## Directions for this task
Reproduce each line below precisely. Drop the pictures.

## Data under study
^^^^
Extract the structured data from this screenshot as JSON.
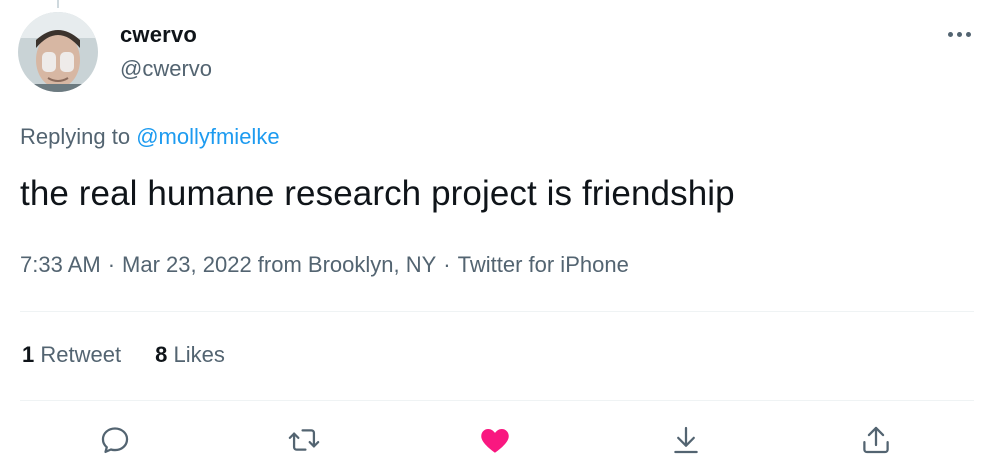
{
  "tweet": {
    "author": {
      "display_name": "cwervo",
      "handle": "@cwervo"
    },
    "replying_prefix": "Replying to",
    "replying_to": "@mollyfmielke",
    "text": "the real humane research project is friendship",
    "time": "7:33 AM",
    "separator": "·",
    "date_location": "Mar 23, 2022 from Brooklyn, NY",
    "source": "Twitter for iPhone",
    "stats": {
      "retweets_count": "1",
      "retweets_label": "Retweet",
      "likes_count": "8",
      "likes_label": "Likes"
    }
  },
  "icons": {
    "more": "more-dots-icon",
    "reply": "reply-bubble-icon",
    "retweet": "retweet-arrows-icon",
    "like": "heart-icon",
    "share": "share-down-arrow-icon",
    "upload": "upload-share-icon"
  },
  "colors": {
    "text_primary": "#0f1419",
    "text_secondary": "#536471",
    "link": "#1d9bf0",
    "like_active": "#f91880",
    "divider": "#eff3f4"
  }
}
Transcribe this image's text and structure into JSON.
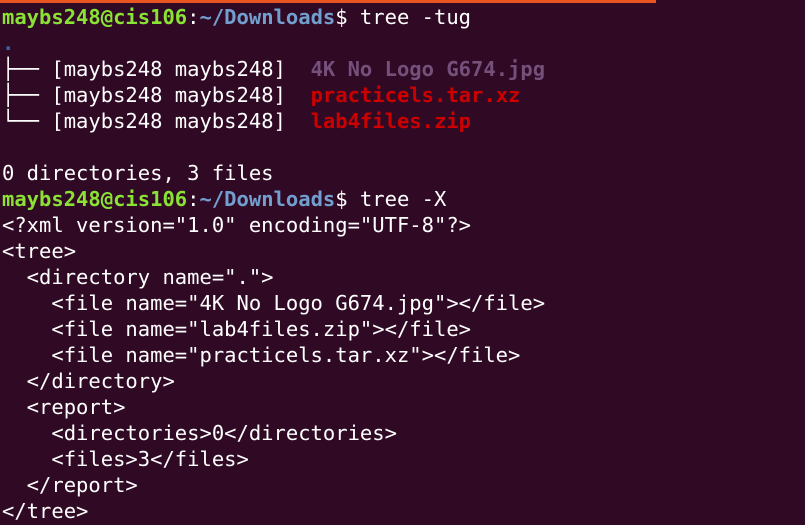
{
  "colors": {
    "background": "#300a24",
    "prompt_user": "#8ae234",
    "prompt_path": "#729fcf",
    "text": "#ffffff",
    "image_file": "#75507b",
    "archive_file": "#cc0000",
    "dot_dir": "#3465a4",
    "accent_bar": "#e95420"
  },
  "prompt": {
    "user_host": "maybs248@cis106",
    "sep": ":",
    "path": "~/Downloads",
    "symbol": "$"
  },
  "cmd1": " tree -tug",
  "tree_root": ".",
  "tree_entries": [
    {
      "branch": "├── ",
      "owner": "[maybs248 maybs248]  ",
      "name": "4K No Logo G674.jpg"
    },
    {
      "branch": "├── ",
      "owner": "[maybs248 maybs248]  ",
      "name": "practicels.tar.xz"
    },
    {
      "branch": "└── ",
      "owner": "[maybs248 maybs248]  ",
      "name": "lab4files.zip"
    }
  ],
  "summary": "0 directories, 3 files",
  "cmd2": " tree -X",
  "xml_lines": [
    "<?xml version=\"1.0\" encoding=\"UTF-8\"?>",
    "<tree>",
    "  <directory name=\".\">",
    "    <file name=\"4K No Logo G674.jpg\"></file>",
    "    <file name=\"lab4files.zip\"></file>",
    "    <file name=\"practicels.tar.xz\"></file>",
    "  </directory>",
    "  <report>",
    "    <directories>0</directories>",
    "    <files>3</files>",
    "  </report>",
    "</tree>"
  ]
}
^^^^
## Solved problem
Extract the structured data from this screenshot as JSON.
{
  "tweet": {
    "author": {
      "display_name": "cwervo",
      "handle": "@cwervo"
    },
    "replying_prefix": "Replying to",
    "replying_to": "@mollyfmielke",
    "text": "the real humane research project is friendship",
    "time": "7:33 AM",
    "separator": "·",
    "date_location": "Mar 23, 2022 from Brooklyn, NY",
    "source": "Twitter for iPhone",
    "stats": {
      "retweets_count": "1",
      "retweets_label": "Retweet",
      "likes_count": "8",
      "likes_label": "Likes"
    }
  },
  "icons": {
    "more": "more-dots-icon",
    "reply": "reply-bubble-icon",
    "retweet": "retweet-arrows-icon",
    "like": "heart-icon",
    "share": "share-down-arrow-icon",
    "upload": "upload-share-icon"
  },
  "colors": {
    "text_primary": "#0f1419",
    "text_secondary": "#536471",
    "link": "#1d9bf0",
    "like_active": "#f91880",
    "divider": "#eff3f4"
  }
}
Transcribe this image's text and structure into JSON.
{
  "colors": {
    "background": "#300a24",
    "prompt_user": "#8ae234",
    "prompt_path": "#729fcf",
    "text": "#ffffff",
    "image_file": "#75507b",
    "archive_file": "#cc0000",
    "dot_dir": "#3465a4",
    "accent_bar": "#e95420"
  },
  "prompt": {
    "user_host": "maybs248@cis106",
    "sep": ":",
    "path": "~/Downloads",
    "symbol": "$"
  },
  "cmd1": " tree -tug",
  "tree_root": ".",
  "tree_entries": [
    {
      "branch": "├── ",
      "owner": "[maybs248 maybs248]  ",
      "name": "4K No Logo G674.jpg"
    },
    {
      "branch": "├── ",
      "owner": "[maybs248 maybs248]  ",
      "name": "practicels.tar.xz"
    },
    {
      "branch": "└── ",
      "owner": "[maybs248 maybs248]  ",
      "name": "lab4files.zip"
    }
  ],
  "summary": "0 directories, 3 files",
  "cmd2": " tree -X",
  "xml_lines": [
    "<?xml version=\"1.0\" encoding=\"UTF-8\"?>",
    "<tree>",
    "  <directory name=\".\">",
    "    <file name=\"4K No Logo G674.jpg\"></file>",
    "    <file name=\"lab4files.zip\"></file>",
    "    <file name=\"practicels.tar.xz\"></file>",
    "  </directory>",
    "  <report>",
    "    <directories>0</directories>",
    "    <files>3</files>",
    "  </report>",
    "</tree>"
  ]
}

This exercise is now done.